Economic problems worsened in 1979 as the rate of inflation increased and a period of recession began. High gasoline prices and gasoline shortages produced an energy crisis. Adding to the nation's energy problems was a near disaster at the nuclear power plant at Three Mile Island in Pennsylvania in early 1979, which brought into question the future of nuclear energy. Legislation enacted by Congress in 1979 included a law creating a new executive department, the Department of Education, which began operation in 1980. The Department of Health, Education and Welfare, which lost its educational functions, became the Department of Health and Human Services.

Iranian Hostage Crisis

In November, 1979, Iranian militants seized the American embassy in Tehran, Iran, and took its personnel hostage. They demanded that the deposed shah of Iran, who was in the United States for medical treatment, be forced to return to Iran. The United States was unsuccessful in seeking release of the hostages in negotiations with the Iranian government. In April, 1980, an American commando raid was aborted before an attempt could be made to free the hostages.

1980 Presidential Election
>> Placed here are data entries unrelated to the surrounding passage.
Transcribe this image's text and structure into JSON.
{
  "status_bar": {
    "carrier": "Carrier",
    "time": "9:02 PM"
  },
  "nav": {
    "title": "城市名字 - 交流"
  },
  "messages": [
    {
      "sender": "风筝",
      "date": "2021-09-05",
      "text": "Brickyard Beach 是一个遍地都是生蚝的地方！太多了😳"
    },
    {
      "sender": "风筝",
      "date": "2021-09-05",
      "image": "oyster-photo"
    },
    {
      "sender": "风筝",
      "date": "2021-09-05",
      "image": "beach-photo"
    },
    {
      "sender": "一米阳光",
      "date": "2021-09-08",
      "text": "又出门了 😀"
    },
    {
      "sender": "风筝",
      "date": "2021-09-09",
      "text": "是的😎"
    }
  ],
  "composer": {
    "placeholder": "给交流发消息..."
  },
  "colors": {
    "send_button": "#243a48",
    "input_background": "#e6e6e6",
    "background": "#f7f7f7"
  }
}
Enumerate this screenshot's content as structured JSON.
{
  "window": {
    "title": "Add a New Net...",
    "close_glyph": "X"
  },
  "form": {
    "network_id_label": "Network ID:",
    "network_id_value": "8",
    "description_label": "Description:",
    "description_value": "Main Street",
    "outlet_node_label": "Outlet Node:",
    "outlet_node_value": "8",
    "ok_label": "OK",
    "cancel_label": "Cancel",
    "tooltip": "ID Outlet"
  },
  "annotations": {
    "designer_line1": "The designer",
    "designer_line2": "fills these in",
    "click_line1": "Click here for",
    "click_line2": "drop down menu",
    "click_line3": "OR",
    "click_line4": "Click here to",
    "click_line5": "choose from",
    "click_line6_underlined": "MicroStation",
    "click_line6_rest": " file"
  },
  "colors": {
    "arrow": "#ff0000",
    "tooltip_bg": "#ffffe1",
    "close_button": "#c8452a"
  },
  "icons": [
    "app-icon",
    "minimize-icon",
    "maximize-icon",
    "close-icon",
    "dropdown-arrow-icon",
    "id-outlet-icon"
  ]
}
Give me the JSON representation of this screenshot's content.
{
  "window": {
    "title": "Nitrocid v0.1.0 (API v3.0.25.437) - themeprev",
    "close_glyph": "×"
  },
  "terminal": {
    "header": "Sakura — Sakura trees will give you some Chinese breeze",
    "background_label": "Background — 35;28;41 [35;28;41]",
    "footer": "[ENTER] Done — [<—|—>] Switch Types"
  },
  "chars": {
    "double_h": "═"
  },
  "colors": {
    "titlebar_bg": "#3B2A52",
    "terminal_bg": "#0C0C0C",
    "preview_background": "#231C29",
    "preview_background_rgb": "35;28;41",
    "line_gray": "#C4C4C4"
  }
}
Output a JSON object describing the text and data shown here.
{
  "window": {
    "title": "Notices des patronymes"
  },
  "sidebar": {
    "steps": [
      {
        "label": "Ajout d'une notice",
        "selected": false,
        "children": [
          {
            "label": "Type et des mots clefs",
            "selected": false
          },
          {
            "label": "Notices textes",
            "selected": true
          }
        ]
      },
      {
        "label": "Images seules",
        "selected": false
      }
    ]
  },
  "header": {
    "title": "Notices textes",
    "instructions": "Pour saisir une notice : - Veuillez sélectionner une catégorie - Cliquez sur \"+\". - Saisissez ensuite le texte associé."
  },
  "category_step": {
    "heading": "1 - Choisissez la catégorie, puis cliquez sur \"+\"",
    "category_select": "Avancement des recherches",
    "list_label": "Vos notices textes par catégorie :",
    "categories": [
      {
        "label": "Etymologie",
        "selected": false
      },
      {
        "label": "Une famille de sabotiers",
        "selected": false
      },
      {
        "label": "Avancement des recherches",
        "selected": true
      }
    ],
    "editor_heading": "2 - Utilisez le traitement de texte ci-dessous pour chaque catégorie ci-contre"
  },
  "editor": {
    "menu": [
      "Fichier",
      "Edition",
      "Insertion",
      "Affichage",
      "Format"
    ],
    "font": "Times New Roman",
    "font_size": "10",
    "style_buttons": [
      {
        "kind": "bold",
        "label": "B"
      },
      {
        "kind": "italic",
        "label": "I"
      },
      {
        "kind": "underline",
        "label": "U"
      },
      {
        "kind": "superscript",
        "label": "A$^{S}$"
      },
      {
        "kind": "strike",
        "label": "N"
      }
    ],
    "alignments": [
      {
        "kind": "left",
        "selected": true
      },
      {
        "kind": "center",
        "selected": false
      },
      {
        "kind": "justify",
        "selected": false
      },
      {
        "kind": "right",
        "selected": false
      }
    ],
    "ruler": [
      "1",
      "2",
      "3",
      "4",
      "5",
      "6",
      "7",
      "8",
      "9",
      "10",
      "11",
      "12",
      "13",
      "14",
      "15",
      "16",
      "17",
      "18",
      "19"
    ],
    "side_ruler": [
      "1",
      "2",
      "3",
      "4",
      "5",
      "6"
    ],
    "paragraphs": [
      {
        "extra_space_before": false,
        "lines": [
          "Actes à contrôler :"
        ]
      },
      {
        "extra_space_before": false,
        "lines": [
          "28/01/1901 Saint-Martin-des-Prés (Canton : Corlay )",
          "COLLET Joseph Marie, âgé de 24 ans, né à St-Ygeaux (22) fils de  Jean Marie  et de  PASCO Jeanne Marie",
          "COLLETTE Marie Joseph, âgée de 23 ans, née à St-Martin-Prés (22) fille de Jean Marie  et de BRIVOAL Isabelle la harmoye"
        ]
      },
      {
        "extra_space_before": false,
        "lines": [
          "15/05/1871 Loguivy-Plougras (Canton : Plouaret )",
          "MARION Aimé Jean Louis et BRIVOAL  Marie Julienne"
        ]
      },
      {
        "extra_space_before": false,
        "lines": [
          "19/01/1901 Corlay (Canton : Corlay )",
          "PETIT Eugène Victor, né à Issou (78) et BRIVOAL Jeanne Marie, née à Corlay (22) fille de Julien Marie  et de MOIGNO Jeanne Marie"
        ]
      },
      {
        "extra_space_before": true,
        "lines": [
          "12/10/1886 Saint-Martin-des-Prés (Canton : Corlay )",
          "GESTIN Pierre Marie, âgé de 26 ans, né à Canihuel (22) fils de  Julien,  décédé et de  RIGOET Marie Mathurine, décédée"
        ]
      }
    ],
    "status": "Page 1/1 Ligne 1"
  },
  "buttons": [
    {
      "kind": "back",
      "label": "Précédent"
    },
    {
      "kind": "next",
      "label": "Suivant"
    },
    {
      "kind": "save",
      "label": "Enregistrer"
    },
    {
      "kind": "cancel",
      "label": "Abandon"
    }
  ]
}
In 1980 the nation faced both continued inflation and a recession with its resultant high unemployment. President Carter's popularity continued to decline and he was challenged—although unsuccessfully—for the Democratic Presidential nomination by Senator Edward M. Kennedy of Massachusetts.Ronald Reagan, former governor of California, was nominated by the Republicans. The election campaign was marked by little voter enthusiasm for either major party candidate or for Representative John B. Anderson of Illinois, who ran as an independent. Nevertheless, Reagan won by a landslide in electoral votes.